## Data for review
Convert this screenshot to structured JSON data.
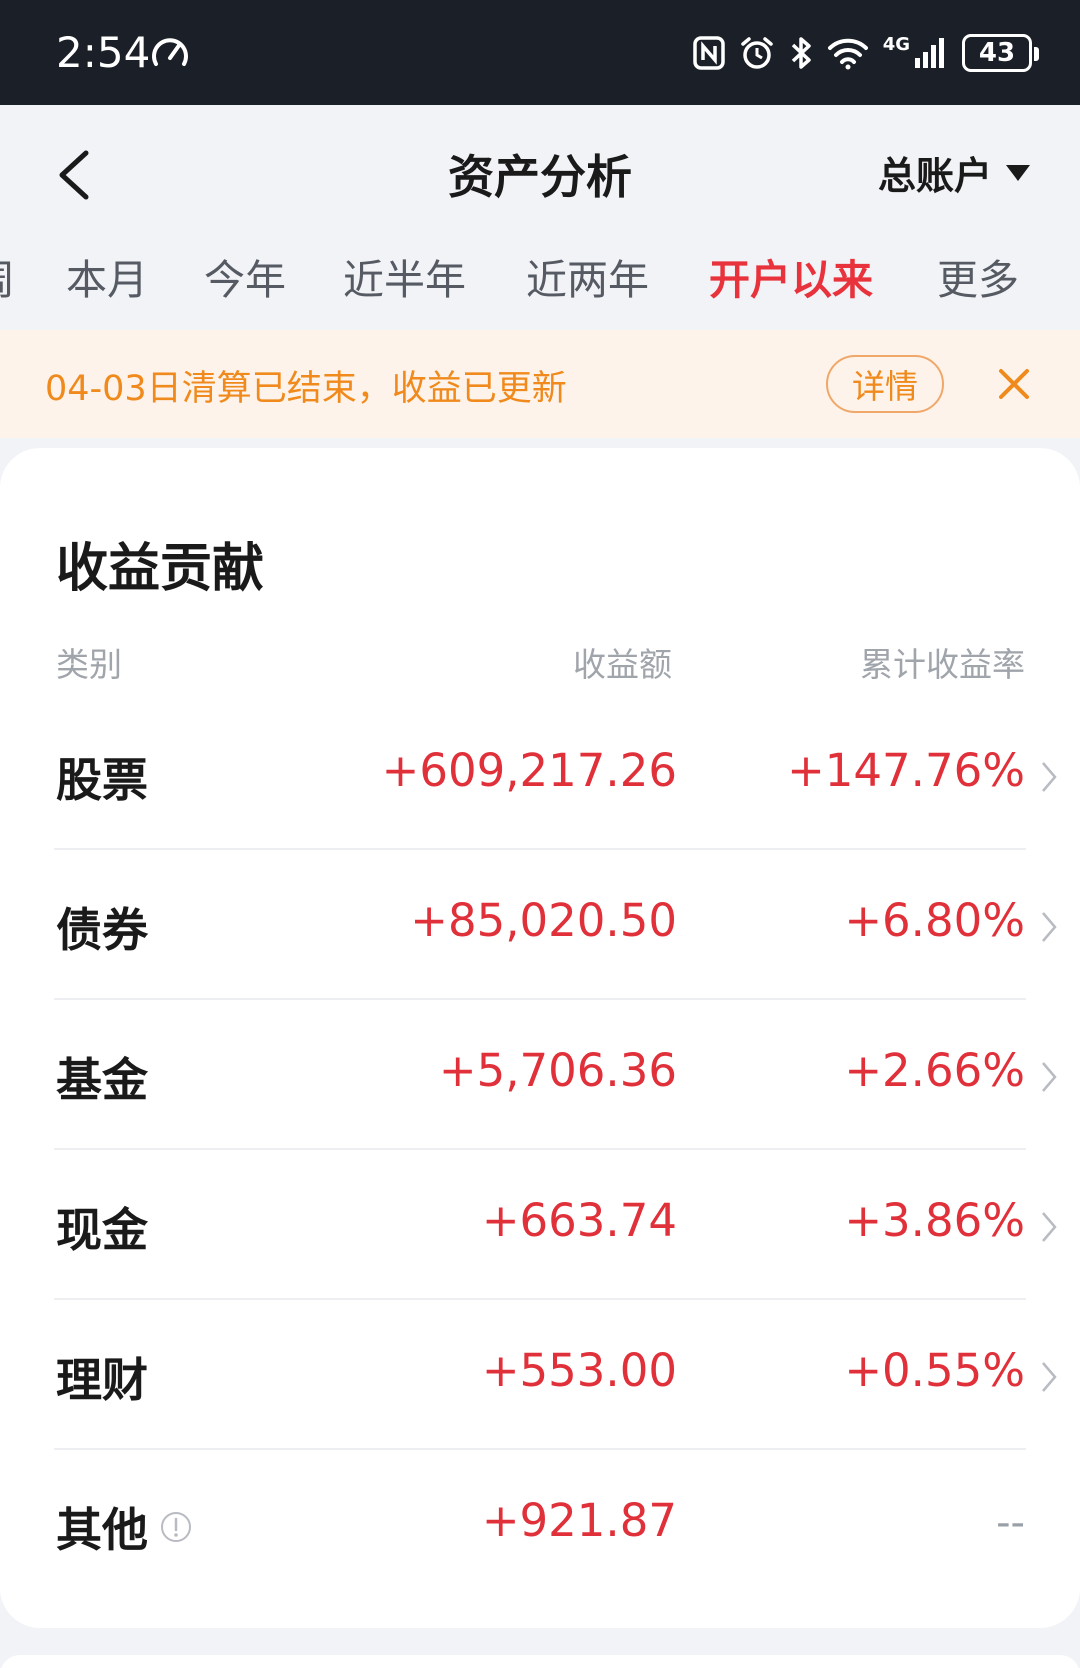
{
  "status_bar": {
    "time": "2:54",
    "network": "4G",
    "battery": "43"
  },
  "header": {
    "title": "资产分析",
    "account": "总账户"
  },
  "tabs": [
    {
      "label": "周"
    },
    {
      "label": "本月"
    },
    {
      "label": "今年"
    },
    {
      "label": "近半年"
    },
    {
      "label": "近两年"
    },
    {
      "label": "开户以来",
      "active": true
    },
    {
      "label": "更多"
    }
  ],
  "notice": {
    "text": "04-03日清算已结束，收益已更新",
    "detail_label": "详情"
  },
  "contribution": {
    "title": "收益贡献",
    "columns": {
      "category": "类别",
      "amount": "收益额",
      "rate": "累计收益率"
    },
    "rows": [
      {
        "category": "股票",
        "amount": "+609,217.26",
        "rate": "+147.76%"
      },
      {
        "category": "债券",
        "amount": "+85,020.50",
        "rate": "+6.80%"
      },
      {
        "category": "基金",
        "amount": "+5,706.36",
        "rate": "+2.66%"
      },
      {
        "category": "现金",
        "amount": "+663.74",
        "rate": "+3.86%"
      },
      {
        "category": "理财",
        "amount": "+553.00",
        "rate": "+0.55%"
      },
      {
        "category": "其他",
        "amount": "+921.87",
        "rate": "--"
      }
    ]
  },
  "colors": {
    "accent_red": "#e0303a",
    "notice_orange": "#f08a1c",
    "status_bg": "#1b1f27"
  }
}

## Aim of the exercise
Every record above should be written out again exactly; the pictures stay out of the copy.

## Written solution
Convert this screenshot to structured JSON data.
{
  "status_bar": {
    "time": "2:54",
    "network": "4G",
    "battery": "43"
  },
  "header": {
    "title": "资产分析",
    "account": "总账户"
  },
  "tabs": [
    {
      "label": "周"
    },
    {
      "label": "本月"
    },
    {
      "label": "今年"
    },
    {
      "label": "近半年"
    },
    {
      "label": "近两年"
    },
    {
      "label": "开户以来",
      "active": true
    },
    {
      "label": "更多"
    }
  ],
  "notice": {
    "text": "04-03日清算已结束，收益已更新",
    "detail_label": "详情"
  },
  "contribution": {
    "title": "收益贡献",
    "columns": {
      "category": "类别",
      "amount": "收益额",
      "rate": "累计收益率"
    },
    "rows": [
      {
        "category": "股票",
        "amount": "+609,217.26",
        "rate": "+147.76%"
      },
      {
        "category": "债券",
        "amount": "+85,020.50",
        "rate": "+6.80%"
      },
      {
        "category": "基金",
        "amount": "+5,706.36",
        "rate": "+2.66%"
      },
      {
        "category": "现金",
        "amount": "+663.74",
        "rate": "+3.86%"
      },
      {
        "category": "理财",
        "amount": "+553.00",
        "rate": "+0.55%"
      },
      {
        "category": "其他",
        "amount": "+921.87",
        "rate": "--"
      }
    ]
  },
  "colors": {
    "accent_red": "#e0303a",
    "notice_orange": "#f08a1c",
    "status_bg": "#1b1f27"
  }
}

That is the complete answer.